Mr. Shaw wasn’t just a good teacher, he was a “great” teacher. He told us that learning was OUR responsibility. Instead of creating an assignment, he laid some ground rules and then shifted the responsibility back onto us. He taught us Bloom’s Taxonomy and told us to propose projects/dates that would allow us to demonstrate mastery of the topic. If you didn’t have a project at a Synthesis and Evaluation level, then...well...let’s just say, “No Spam for you.” Finally, Mr. Shaw DID make us feel special and valued, but he was also very comfortable letting us know when we were slackers. Mr. Shaw defined “rigor” as continuously revising until you submitted something worth receiving feedback.

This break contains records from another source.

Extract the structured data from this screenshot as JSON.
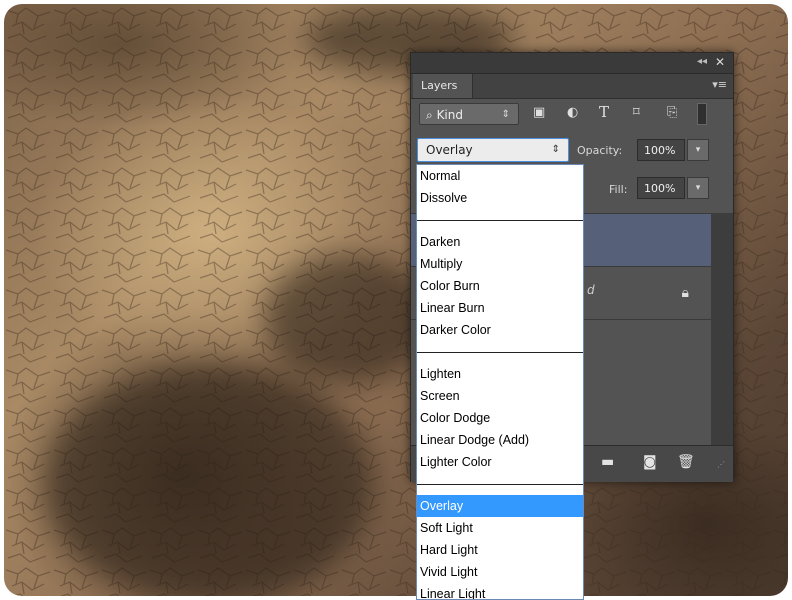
{
  "panel": {
    "tab_label": "Layers",
    "collapse_icon": "◂◂",
    "close_icon": "✕",
    "menu_icon": "▾≡",
    "filter": {
      "kind_label": "Kind",
      "kind_icon": "⌕",
      "arrow": "⇕"
    },
    "blend": {
      "value": "Overlay",
      "arrow": "⇕"
    },
    "opacity": {
      "label": "Opacity:",
      "value": "100%"
    },
    "fill": {
      "label": "Fill:",
      "value": "100%"
    },
    "layer_partial_text": "d"
  },
  "dropdown": {
    "groups": [
      [
        "Normal",
        "Dissolve"
      ],
      [
        "Darken",
        "Multiply",
        "Color Burn",
        "Linear Burn",
        "Darker Color"
      ],
      [
        "Lighten",
        "Screen",
        "Color Dodge",
        "Linear Dodge (Add)",
        "Lighter Color"
      ],
      [
        "Overlay",
        "Soft Light",
        "Hard Light",
        "Vivid Light",
        "Linear Light"
      ]
    ],
    "selected": "Overlay"
  },
  "colors": {
    "selection": "#3399ff",
    "panel": "#535353",
    "selected_layer": "#576079"
  }
}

Since graduation, I have run into classmates from Mr. Shaw’s class over and over again. They are all working in many different professions, but, more often than not, we end up discussing Mr. Shaw, and the impact he had on our careers. Our CEO, Jim Benson, said, “I always give Bob full credit for directing me in the field of technology, but also in life. Mr. Shaw painted a realm of possibilities and opened my eyes.” The consensus is that the learning process in his class was the single greatest preparation we had for what the “real world” actually required of us. It was simple: Mr. Shaw taught us to love learning. Mr. Shaw let us follow our passions. Mr. Shaw put his foot down when we fell short. What made Mr. Shaw “great,” were the lectures he didn’t give, and the canned assignments he never prepared. Mr. Shaw was a great educator because he loved to learn, and his greatest gift of all was sharing that love with his students.

Who are some “great” teachers you had the chance to learn with? What made them better than “good?” With the looming teacher shortage in Indiana, what can we do to keep, create, and retain more “great” teachers like Mr. Shaw? Let us know in the comments!


Topics: Inspiration, education, teaching

Written by Jason Roseberry